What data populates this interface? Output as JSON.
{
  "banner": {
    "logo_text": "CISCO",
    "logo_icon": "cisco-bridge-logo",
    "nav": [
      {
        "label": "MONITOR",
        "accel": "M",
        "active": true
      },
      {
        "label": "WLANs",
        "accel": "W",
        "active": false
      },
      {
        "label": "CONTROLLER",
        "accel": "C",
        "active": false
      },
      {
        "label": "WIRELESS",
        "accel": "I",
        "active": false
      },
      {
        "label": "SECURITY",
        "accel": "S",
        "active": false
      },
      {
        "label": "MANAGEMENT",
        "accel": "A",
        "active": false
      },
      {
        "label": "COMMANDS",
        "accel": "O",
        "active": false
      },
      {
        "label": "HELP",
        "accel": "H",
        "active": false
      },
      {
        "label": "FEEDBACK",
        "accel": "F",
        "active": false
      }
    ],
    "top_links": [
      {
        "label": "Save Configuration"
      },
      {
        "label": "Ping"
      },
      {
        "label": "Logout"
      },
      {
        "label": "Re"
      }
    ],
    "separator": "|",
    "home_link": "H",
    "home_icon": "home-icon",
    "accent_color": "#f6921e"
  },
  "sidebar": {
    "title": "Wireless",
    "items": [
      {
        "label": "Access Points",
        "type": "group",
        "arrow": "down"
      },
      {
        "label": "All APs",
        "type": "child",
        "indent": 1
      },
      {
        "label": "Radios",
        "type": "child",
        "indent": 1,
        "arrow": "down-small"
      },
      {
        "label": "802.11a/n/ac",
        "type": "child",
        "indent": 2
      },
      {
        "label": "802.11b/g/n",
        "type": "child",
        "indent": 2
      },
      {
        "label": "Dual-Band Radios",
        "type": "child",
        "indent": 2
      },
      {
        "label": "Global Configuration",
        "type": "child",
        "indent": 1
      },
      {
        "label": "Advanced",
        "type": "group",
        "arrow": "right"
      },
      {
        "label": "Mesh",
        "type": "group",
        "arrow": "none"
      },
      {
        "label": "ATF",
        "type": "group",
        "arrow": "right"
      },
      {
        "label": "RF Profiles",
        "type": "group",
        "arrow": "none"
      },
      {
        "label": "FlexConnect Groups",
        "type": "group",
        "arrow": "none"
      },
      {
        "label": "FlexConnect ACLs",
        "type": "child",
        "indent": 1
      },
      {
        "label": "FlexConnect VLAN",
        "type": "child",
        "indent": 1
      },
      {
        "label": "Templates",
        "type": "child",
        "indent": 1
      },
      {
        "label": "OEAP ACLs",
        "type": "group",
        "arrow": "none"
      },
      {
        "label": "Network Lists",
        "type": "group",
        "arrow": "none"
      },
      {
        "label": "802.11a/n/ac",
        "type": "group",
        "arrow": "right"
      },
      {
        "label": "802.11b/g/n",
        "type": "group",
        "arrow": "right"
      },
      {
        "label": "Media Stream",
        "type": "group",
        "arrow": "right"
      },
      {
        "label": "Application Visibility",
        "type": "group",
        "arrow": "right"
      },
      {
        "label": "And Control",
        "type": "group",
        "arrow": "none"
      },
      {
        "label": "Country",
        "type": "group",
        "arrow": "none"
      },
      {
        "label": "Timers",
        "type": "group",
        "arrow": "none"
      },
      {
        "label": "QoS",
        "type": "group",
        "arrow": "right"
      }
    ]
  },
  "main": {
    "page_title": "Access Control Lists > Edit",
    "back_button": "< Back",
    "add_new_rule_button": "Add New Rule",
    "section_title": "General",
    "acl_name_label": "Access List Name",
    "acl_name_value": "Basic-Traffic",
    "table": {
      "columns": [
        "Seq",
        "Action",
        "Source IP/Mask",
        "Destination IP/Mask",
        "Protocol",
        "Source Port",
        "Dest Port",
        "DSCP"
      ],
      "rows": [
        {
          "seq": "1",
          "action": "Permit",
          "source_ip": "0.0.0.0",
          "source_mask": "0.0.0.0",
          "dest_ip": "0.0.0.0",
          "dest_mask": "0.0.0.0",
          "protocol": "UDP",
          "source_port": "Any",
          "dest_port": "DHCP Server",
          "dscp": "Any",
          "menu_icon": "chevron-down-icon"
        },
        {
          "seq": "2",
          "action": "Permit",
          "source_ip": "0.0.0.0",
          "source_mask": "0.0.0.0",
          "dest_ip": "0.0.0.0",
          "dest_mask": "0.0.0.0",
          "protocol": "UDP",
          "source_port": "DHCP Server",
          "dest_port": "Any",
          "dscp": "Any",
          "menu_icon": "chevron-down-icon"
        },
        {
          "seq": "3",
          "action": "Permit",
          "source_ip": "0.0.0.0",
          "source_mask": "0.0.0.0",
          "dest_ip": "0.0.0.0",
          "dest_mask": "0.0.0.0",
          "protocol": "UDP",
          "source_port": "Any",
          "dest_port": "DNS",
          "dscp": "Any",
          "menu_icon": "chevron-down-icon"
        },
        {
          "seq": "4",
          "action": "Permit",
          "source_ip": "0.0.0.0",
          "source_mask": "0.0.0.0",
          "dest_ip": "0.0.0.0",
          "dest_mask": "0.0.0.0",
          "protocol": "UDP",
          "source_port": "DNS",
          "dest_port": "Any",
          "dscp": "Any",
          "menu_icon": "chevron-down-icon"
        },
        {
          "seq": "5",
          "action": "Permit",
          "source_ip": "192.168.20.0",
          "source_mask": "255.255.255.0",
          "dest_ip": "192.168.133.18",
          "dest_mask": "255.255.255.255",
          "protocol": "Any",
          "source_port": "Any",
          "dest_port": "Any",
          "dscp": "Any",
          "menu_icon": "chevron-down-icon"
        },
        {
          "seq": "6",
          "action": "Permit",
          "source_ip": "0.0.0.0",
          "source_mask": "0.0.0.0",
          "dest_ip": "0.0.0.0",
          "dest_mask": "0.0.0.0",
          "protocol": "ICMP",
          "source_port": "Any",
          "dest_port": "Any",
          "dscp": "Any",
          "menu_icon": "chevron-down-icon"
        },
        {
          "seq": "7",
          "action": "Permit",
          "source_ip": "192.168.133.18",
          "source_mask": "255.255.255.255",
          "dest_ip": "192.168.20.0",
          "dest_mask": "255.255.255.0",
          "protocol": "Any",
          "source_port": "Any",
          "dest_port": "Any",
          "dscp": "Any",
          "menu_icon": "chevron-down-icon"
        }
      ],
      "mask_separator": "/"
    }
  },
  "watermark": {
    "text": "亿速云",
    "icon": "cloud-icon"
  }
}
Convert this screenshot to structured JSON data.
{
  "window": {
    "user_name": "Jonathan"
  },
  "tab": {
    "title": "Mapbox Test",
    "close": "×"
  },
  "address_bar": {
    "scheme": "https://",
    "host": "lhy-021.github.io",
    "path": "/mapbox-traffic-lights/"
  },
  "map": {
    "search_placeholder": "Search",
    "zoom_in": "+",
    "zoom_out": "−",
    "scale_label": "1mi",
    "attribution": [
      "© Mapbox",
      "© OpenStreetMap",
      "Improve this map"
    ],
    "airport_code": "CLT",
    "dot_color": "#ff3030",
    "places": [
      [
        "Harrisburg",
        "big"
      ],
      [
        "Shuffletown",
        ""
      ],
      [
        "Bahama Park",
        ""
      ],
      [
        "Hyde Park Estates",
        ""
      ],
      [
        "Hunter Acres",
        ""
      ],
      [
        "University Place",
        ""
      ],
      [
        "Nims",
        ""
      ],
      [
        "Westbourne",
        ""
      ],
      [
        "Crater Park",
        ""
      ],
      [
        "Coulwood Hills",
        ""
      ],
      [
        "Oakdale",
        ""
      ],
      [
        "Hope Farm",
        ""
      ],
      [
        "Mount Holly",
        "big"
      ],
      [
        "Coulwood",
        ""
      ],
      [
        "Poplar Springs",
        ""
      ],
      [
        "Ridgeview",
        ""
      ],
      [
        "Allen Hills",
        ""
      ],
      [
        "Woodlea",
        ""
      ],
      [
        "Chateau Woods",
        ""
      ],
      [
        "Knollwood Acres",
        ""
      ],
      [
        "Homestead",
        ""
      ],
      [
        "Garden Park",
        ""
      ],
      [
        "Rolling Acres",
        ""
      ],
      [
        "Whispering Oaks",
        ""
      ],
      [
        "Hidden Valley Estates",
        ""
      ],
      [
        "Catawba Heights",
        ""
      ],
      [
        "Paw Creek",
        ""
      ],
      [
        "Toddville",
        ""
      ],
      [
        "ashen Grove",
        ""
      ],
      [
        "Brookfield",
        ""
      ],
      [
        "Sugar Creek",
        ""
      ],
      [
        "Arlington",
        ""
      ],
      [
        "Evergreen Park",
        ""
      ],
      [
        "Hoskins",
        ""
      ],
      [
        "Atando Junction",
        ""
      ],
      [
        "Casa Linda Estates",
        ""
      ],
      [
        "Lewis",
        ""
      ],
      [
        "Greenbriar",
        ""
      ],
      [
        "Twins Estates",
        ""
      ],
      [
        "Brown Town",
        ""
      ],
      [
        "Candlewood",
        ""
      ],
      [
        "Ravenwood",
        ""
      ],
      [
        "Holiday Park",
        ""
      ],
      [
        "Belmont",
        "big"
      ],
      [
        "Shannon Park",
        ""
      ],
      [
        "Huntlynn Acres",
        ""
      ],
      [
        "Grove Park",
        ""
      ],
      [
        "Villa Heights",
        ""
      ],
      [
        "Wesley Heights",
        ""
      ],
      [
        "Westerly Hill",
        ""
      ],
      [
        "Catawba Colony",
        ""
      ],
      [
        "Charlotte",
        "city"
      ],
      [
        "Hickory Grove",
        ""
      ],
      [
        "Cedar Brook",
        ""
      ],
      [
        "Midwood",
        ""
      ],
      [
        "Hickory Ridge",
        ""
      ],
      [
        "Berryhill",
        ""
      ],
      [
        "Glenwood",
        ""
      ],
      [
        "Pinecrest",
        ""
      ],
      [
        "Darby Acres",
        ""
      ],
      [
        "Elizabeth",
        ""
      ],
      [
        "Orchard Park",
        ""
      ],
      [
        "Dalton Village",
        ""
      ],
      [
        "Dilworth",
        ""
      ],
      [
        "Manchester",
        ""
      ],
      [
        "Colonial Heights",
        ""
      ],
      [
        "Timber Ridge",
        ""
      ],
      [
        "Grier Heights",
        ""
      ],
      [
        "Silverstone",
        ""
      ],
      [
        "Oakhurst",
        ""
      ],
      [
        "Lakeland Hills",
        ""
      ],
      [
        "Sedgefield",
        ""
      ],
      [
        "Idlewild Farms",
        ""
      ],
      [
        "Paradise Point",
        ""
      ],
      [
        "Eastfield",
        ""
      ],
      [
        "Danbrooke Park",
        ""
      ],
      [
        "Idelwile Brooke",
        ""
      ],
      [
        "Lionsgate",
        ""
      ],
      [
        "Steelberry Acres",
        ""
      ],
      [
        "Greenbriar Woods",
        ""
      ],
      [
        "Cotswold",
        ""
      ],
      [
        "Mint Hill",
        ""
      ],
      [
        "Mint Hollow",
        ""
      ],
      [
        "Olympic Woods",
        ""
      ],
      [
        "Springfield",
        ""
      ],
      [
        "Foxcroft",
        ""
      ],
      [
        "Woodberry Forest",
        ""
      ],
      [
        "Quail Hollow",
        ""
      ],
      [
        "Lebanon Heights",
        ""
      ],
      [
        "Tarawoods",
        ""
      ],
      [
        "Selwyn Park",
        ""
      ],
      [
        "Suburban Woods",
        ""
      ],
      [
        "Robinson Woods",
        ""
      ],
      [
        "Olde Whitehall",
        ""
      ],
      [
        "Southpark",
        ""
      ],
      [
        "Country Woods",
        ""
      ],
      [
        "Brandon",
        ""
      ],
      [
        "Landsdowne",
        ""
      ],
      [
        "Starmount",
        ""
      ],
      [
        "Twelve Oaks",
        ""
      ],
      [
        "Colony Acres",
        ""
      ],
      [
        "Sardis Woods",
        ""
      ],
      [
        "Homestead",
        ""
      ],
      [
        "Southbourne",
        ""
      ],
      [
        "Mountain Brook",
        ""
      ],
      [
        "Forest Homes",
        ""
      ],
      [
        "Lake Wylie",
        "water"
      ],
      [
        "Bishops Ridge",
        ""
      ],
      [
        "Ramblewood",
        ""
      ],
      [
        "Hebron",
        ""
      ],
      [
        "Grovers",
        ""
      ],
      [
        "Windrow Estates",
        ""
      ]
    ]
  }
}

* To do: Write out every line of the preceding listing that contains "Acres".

* Exercise solution:
        "Hunter Acres",
        "Knollwood Acres",
        "Rolling Acres",
        "Huntlynn Acres",
        "Darby Acres",
        "Steelberry Acres",
        "Colony Acres",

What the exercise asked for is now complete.